Wherever the word "this" appears in the entries, copy the whole line.

● ● ● ●

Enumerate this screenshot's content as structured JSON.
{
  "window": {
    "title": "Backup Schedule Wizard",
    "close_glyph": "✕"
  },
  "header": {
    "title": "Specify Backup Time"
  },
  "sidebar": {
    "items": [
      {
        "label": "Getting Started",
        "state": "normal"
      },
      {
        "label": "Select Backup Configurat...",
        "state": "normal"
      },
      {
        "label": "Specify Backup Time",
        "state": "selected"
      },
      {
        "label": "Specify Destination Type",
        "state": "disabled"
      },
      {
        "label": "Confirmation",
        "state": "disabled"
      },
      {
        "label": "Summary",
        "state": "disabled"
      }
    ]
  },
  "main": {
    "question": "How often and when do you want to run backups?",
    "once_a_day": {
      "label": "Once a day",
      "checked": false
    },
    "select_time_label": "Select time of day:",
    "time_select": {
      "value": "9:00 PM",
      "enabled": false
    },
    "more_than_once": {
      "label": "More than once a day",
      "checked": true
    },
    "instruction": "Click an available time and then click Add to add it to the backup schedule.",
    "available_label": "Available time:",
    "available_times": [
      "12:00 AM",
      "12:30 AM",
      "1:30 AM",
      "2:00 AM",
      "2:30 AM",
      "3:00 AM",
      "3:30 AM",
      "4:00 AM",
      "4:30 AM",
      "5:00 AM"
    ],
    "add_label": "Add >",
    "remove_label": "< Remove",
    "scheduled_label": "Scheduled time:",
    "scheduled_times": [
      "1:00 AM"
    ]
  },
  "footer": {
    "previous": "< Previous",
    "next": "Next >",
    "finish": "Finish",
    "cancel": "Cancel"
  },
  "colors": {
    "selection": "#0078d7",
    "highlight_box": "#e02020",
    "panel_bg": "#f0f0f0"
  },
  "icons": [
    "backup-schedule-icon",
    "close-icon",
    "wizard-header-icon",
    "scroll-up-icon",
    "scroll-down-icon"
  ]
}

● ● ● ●

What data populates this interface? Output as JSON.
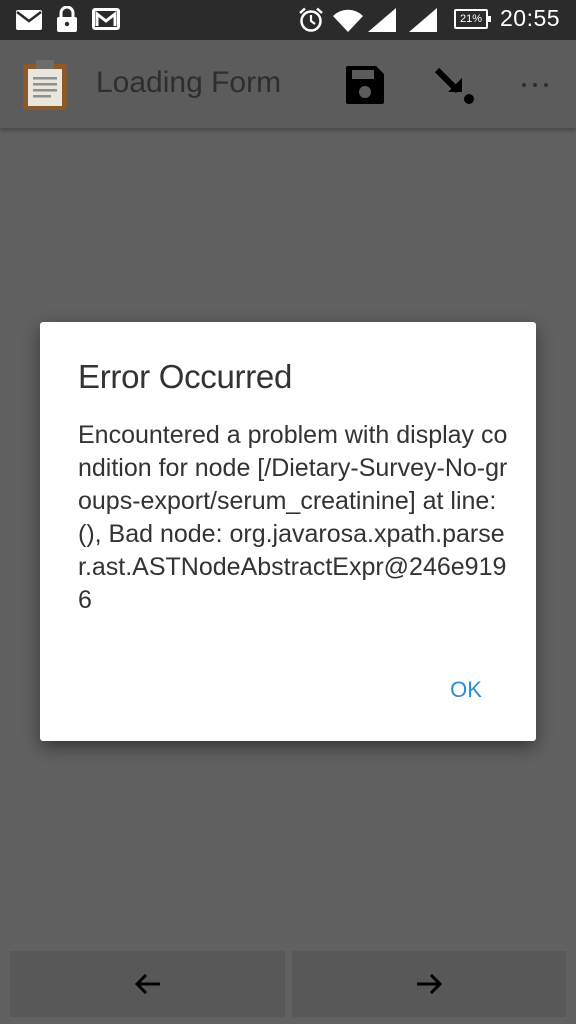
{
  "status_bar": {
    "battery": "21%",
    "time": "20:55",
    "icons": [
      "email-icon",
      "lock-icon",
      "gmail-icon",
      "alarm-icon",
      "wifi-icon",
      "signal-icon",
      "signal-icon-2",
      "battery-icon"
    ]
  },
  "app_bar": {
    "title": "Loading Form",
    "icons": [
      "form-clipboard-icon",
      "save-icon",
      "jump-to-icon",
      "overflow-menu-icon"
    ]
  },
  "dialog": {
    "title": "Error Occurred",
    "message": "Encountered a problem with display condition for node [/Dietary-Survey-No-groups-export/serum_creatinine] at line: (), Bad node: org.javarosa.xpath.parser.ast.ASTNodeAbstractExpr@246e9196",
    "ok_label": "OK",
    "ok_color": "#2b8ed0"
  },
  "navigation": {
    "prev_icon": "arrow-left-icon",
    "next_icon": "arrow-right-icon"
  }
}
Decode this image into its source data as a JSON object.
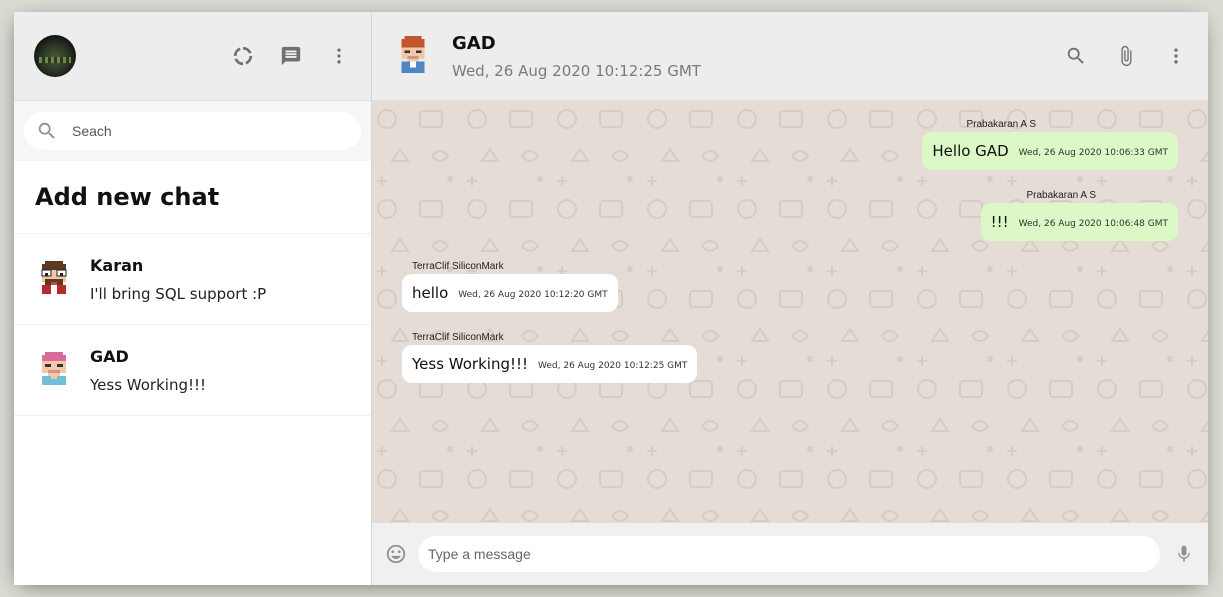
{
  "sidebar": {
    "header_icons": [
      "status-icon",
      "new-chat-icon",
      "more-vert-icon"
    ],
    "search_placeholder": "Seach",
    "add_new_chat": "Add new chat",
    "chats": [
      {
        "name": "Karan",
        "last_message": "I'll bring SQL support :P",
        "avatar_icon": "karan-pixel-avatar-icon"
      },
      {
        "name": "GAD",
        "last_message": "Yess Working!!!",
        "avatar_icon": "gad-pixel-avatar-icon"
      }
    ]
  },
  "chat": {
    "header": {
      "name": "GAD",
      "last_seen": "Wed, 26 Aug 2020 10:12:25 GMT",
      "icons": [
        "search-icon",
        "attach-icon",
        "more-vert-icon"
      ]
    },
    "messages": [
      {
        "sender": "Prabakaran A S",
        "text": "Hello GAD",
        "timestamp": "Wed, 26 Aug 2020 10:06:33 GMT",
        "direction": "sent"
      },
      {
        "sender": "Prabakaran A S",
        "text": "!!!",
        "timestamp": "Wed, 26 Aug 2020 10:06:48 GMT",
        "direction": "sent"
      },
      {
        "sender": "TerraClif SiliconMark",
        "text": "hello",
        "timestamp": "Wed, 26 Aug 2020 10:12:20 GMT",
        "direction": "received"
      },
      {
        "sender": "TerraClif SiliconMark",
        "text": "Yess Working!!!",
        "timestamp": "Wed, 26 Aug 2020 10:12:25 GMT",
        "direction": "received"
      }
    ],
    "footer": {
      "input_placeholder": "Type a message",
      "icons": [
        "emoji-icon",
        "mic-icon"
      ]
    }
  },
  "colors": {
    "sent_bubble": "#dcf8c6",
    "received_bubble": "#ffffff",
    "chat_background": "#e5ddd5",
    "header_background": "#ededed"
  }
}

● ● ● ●

EXERCISE RESULT:
Enumerate this screenshot's content as structured JSON.
What data populates this interface? Output as JSON.
Decode this image into its source data as a JSON object.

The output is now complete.